During this session he did include a small amount in his budget for Early Childhood but we in the Senate recognized it as a base attempt to just create a re-election talking point and not enough to be a meaningful commitment to poor children. This time we were prepared for his tricks from last session and prevented any attempt at sweeping the money and we were able to substantially increase funding for Early Childhood.
It is for you, as a citizen of Louisiana, to decide if this governor deserves another opportunity to lead our state. In order to clear some of the re-election drivel about his record let me summarize my personal view of the totality of his history of education related activities during his first term;
He has proposed no vision, nor has he attempted to coordinate any reforms of education
He has proposed no meaningful legislation that would address poor outcomes
In the Legislature and at BESE he has supported efforts to roll back all the good work of the previous three governors.
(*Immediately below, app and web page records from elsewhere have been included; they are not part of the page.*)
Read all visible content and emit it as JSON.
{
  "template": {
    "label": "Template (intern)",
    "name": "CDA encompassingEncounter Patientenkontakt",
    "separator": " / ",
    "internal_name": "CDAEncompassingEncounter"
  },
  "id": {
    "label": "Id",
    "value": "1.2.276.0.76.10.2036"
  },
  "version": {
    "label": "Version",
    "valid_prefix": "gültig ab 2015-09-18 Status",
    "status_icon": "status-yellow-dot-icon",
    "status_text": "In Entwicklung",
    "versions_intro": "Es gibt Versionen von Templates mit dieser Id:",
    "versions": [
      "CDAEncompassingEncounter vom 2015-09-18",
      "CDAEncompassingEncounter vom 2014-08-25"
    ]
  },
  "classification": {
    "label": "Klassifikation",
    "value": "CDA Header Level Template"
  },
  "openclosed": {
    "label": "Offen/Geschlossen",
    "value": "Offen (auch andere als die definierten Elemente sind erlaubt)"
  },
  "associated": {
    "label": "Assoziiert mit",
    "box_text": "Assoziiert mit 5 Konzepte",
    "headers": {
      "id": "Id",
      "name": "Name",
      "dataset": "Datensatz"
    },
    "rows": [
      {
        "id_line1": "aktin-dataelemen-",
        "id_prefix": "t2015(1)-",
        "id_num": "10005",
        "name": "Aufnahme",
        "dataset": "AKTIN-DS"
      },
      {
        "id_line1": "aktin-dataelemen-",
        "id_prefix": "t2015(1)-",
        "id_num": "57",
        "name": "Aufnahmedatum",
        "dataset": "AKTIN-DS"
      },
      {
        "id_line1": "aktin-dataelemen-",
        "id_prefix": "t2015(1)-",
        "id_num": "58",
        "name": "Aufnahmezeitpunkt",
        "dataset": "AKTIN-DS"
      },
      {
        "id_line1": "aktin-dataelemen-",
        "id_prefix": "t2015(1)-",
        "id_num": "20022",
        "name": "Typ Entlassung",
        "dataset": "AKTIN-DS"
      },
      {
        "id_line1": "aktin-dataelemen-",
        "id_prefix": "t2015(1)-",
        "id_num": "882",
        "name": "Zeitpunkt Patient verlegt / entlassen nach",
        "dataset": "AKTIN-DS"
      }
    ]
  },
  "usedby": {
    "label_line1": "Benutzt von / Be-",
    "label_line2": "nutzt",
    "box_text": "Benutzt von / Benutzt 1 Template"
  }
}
He has acceded to demands of his allies and has tried to fire what is our nationally recognized Superintendent of Education.
He increased funding to school boards but made no effort to link that or the other billions the state sends to school boards every year to any accountability or improvement in outcomes. Remember grownups vote, but kids don’t!
He has given only a nominal teacher pay raise but told teachers that if they help him get re-elected, he would get them more. Of course, he didn’t tell them that he has no power to do so.
He fought Republican efforts to grant substantially more in a pay raises for teachers and support personnel.
He stripped $10 million from Early Childhood spending last session to use to fund politically motivated projects.
He only included a very small sum in the budget for Early Childhood this session, an amount that the Legislature increased.
To the best of my recollection that was about it for John Bel Edwards’ interest in education matters. Oh, sure there were a bunch of photo ops and press releases but those amount to nothing except political face-time from which nothing meaningful occurs.
There are probably only a small handful of issues that are truly impactful for our people; education is at the top of that list. So, as I watch the steady drum beat of disingenuous claims made in his TV ad, I could not ignore the statements of a governor that has made promise after promise only to see them disappear into the swampy soil that is Louisiana politics. For four years we have seen at best a total absence on education issues and at worse a strong effort to return us to a system dominated by those who interests would keep us pent up as last in the nation.
As I see it, if the people of Louisiana truly want our state to give to our young people the gift of a 21st century education then we should not tolerate any more retrenchment. All the puffed-up TV ads in the world cannot undo the governor’s history of unrequited promises made to our people four years ago.
Remember his election motto, “People over politics.” Despite his best TV ad efforts to cover up a non-record on education advances, his first term history dictates that his motto must be inverted. “Politics over people” or more succinctly, “Politics for friends of JBE over children” would best describe his re-election campaign.